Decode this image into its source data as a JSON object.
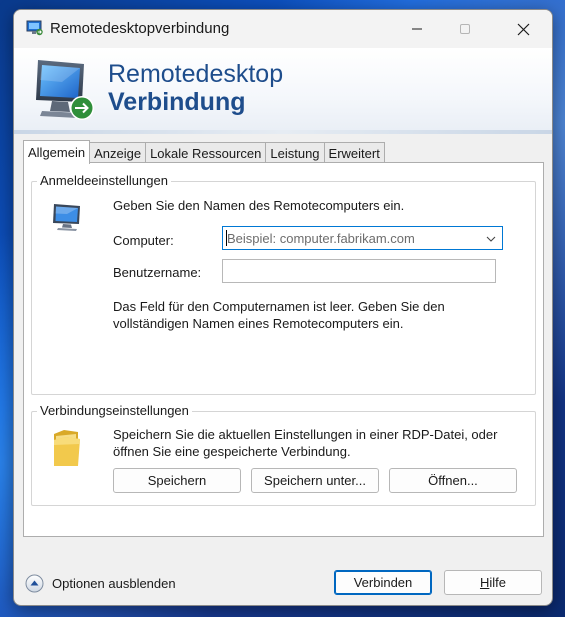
{
  "window": {
    "title": "Remotedesktopverbindung",
    "minimize_icon": "minimize-icon",
    "maximize_icon": "maximize-icon",
    "close_icon": "close-icon"
  },
  "banner": {
    "line1": "Remotedesktop",
    "line2": "Verbindung",
    "accent_color": "#1e4d8c"
  },
  "tabs": [
    {
      "label": "Allgemein",
      "active": true
    },
    {
      "label": "Anzeige",
      "active": false
    },
    {
      "label": "Lokale Ressourcen",
      "active": false
    },
    {
      "label": "Leistung",
      "active": false
    },
    {
      "label": "Erweitert",
      "active": false
    }
  ],
  "logon": {
    "legend": "Anmeldeeinstellungen",
    "intro": "Geben Sie den Namen des Remotecomputers ein.",
    "computer_label": "Computer:",
    "computer_value": "",
    "computer_placeholder": "Beispiel: computer.fabrikam.com",
    "username_label": "Benutzername:",
    "username_value": "",
    "info": "Das Feld für den Computernamen ist leer. Geben Sie den vollständigen Namen eines Remotecomputers ein."
  },
  "connection": {
    "legend": "Verbindungseinstellungen",
    "text": "Speichern Sie die aktuellen Einstellungen in einer RDP-Datei, oder öffnen Sie eine gespeicherte Verbindung.",
    "save_label": "Speichern",
    "save_as_label": "Speichern unter...",
    "open_label": "Öffnen..."
  },
  "footer": {
    "options_label": "Optionen ausblenden",
    "connect_label": "Verbinden",
    "help_prefix": "",
    "help_underlined": "H",
    "help_rest": "ilfe"
  }
}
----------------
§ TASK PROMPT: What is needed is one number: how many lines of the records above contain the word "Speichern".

§ OUTPUT BELOW: 3